## PROBLEM DETAILS
Would you give the records below again, exactly and completely?

## INFORMATION SUPPLIED

Segment Open

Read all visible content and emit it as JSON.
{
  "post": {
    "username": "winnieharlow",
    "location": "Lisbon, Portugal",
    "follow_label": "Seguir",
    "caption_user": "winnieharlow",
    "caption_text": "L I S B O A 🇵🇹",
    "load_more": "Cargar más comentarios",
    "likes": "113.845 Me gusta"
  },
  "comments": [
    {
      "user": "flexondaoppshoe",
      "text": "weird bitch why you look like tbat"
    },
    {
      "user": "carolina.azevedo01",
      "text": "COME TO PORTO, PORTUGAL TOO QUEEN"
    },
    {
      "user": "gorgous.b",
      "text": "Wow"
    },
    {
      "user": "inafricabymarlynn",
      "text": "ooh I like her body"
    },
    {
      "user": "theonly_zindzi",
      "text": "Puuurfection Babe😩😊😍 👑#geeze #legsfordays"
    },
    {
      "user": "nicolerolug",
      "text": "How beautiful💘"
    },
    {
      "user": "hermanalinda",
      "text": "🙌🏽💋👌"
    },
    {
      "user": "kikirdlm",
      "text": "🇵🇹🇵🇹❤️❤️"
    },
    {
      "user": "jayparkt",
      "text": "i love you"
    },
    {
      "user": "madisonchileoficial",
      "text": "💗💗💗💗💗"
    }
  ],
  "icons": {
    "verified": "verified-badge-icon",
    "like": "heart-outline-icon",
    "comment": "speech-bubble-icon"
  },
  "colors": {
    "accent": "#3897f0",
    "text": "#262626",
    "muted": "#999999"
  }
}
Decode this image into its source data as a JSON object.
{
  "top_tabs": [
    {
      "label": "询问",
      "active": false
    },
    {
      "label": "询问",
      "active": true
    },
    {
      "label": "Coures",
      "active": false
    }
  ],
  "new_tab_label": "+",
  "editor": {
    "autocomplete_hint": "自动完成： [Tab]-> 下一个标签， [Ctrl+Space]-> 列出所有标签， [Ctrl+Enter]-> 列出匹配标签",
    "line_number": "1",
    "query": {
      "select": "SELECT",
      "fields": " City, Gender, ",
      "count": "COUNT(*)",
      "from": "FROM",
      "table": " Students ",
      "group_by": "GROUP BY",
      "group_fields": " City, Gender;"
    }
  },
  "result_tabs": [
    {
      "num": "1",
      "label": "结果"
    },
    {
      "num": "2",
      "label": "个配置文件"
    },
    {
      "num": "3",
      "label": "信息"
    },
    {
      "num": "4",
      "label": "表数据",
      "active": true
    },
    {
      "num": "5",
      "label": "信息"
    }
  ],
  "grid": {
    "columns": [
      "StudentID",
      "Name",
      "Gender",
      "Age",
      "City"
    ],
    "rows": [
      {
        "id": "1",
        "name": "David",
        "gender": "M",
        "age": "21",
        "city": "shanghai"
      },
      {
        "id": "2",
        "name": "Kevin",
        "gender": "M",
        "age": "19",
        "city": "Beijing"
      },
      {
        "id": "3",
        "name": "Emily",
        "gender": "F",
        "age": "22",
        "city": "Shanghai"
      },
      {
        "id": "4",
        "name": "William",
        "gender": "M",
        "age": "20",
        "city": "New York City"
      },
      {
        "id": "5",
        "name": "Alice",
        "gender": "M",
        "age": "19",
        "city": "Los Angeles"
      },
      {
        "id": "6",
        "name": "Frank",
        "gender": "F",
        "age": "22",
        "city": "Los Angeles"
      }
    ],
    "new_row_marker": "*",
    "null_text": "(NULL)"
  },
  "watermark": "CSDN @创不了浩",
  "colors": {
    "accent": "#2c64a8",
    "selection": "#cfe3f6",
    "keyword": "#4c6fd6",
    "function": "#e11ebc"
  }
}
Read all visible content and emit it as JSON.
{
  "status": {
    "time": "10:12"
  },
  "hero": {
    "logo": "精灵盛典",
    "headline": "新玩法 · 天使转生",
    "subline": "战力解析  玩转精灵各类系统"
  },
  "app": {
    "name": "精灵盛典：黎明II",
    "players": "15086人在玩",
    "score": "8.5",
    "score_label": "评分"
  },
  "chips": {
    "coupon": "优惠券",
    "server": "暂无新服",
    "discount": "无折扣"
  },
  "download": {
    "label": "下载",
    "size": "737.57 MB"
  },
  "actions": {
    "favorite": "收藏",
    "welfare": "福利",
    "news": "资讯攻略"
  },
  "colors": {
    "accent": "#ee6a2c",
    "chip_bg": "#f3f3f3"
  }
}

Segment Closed

## RESPONSE
Read all visible content and emit it as JSON.
{
  "post": {
    "username": "winnieharlow",
    "location": "Lisbon, Portugal",
    "follow_label": "Seguir",
    "caption_user": "winnieharlow",
    "caption_text": "L I S B O A 🇵🇹",
    "load_more": "Cargar más comentarios",
    "likes": "113.845 Me gusta"
  },
  "comments": [
    {
      "user": "flexondaoppshoe",
      "text": "weird bitch why you look like tbat"
    },
    {
      "user": "carolina.azevedo01",
      "text": "COME TO PORTO, PORTUGAL TOO QUEEN"
    },
    {
      "user": "gorgous.b",
      "text": "Wow"
    },
    {
      "user": "inafricabymarlynn",
      "text": "ooh I like her body"
    },
    {
      "user": "theonly_zindzi",
      "text": "Puuurfection Babe😩😊😍 👑#geeze #legsfordays"
    },
    {
      "user": "nicolerolug",
      "text": "How beautiful💘"
    },
    {
      "user": "hermanalinda",
      "text": "🙌🏽💋👌"
    },
    {
      "user": "kikirdlm",
      "text": "🇵🇹🇵🇹❤️❤️"
    },
    {
      "user": "jayparkt",
      "text": "i love you"
    },
    {
      "user": "madisonchileoficial",
      "text": "💗💗💗💗💗"
    }
  ],
  "icons": {
    "verified": "verified-badge-icon",
    "like": "heart-outline-icon",
    "comment": "speech-bubble-icon"
  },
  "colors": {
    "accent": "#3897f0",
    "text": "#262626",
    "muted": "#999999"
  }
}
Decode this image into its source data as a JSON object.
{
  "top_tabs": [
    {
      "label": "询问",
      "active": false
    },
    {
      "label": "询问",
      "active": true
    },
    {
      "label": "Coures",
      "active": false
    }
  ],
  "new_tab_label": "+",
  "editor": {
    "autocomplete_hint": "自动完成： [Tab]-> 下一个标签， [Ctrl+Space]-> 列出所有标签， [Ctrl+Enter]-> 列出匹配标签",
    "line_number": "1",
    "query": {
      "select": "SELECT",
      "fields": " City, Gender, ",
      "count": "COUNT(*)",
      "from": "FROM",
      "table": " Students ",
      "group_by": "GROUP BY",
      "group_fields": " City, Gender;"
    }
  },
  "result_tabs": [
    {
      "num": "1",
      "label": "结果"
    },
    {
      "num": "2",
      "label": "个配置文件"
    },
    {
      "num": "3",
      "label": "信息"
    },
    {
      "num": "4",
      "label": "表数据",
      "active": true
    },
    {
      "num": "5",
      "label": "信息"
    }
  ],
  "grid": {
    "columns": [
      "StudentID",
      "Name",
      "Gender",
      "Age",
      "City"
    ],
    "rows": [
      {
        "id": "1",
        "name": "David",
        "gender": "M",
        "age": "21",
        "city": "shanghai"
      },
      {
        "id": "2",
        "name": "Kevin",
        "gender": "M",
        "age": "19",
        "city": "Beijing"
      },
      {
        "id": "3",
        "name": "Emily",
        "gender": "F",
        "age": "22",
        "city": "Shanghai"
      },
      {
        "id": "4",
        "name": "William",
        "gender": "M",
        "age": "20",
        "city": "New York City"
      },
      {
        "id": "5",
        "name": "Alice",
        "gender": "M",
        "age": "19",
        "city": "Los Angeles"
      },
      {
        "id": "6",
        "name": "Frank",
        "gender": "F",
        "age": "22",
        "city": "Los Angeles"
      }
    ],
    "new_row_marker": "*",
    "null_text": "(NULL)"
  },
  "watermark": "CSDN @创不了浩",
  "colors": {
    "accent": "#2c64a8",
    "selection": "#cfe3f6",
    "keyword": "#4c6fd6",
    "function": "#e11ebc"
  }
}
Read all visible content and emit it as JSON.
{
  "status": {
    "time": "10:12"
  },
  "hero": {
    "logo": "精灵盛典",
    "headline": "新玩法 · 天使转生",
    "subline": "战力解析  玩转精灵各类系统"
  },
  "app": {
    "name": "精灵盛典：黎明II",
    "players": "15086人在玩",
    "score": "8.5",
    "score_label": "评分"
  },
  "chips": {
    "coupon": "优惠券",
    "server": "暂无新服",
    "discount": "无折扣"
  },
  "download": {
    "label": "下载",
    "size": "737.57 MB"
  },
  "actions": {
    "favorite": "收藏",
    "welfare": "福利",
    "news": "资讯攻略"
  },
  "colors": {
    "accent": "#ee6a2c",
    "chip_bg": "#f3f3f3"
  }
}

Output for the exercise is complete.